## Dataset records
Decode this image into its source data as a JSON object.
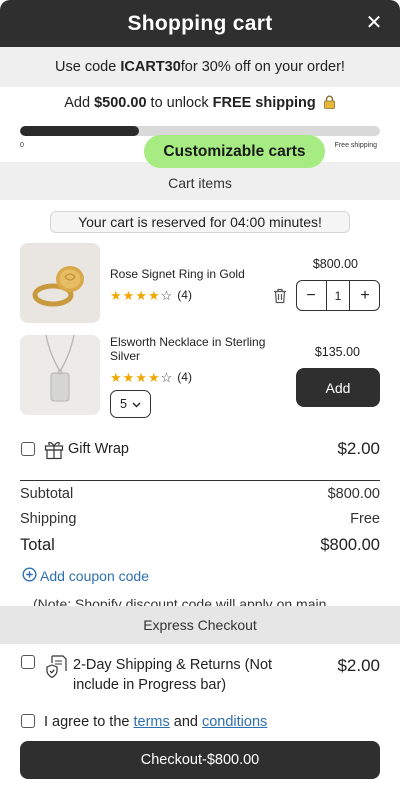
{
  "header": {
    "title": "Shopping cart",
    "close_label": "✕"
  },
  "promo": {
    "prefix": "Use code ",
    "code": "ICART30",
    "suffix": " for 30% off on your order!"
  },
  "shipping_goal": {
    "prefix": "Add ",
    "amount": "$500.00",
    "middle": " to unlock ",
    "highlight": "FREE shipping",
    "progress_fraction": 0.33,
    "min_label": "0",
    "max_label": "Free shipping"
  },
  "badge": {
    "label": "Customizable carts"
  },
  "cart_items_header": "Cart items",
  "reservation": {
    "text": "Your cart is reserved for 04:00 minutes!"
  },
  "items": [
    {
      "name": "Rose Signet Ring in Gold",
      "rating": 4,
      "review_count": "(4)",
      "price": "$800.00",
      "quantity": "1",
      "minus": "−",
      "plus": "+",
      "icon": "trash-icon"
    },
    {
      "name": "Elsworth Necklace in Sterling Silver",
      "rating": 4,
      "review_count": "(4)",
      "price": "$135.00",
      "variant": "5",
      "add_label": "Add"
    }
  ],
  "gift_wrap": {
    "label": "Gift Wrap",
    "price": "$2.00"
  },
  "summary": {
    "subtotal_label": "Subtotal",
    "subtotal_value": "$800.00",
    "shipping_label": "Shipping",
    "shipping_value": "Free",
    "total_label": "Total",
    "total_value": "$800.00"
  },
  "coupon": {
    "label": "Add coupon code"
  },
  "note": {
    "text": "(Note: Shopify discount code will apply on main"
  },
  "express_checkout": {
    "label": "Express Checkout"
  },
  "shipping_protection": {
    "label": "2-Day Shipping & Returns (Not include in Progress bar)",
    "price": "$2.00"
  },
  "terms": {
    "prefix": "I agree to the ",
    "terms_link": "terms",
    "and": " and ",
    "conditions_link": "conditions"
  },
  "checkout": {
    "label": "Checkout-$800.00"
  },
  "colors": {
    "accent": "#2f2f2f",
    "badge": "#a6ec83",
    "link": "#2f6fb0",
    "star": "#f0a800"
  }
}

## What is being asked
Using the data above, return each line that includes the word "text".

## Solved exercise
    "text": "Your cart is reserved for 04:00 minutes!"
    "text": "(Note: Shopify discount code will apply on main"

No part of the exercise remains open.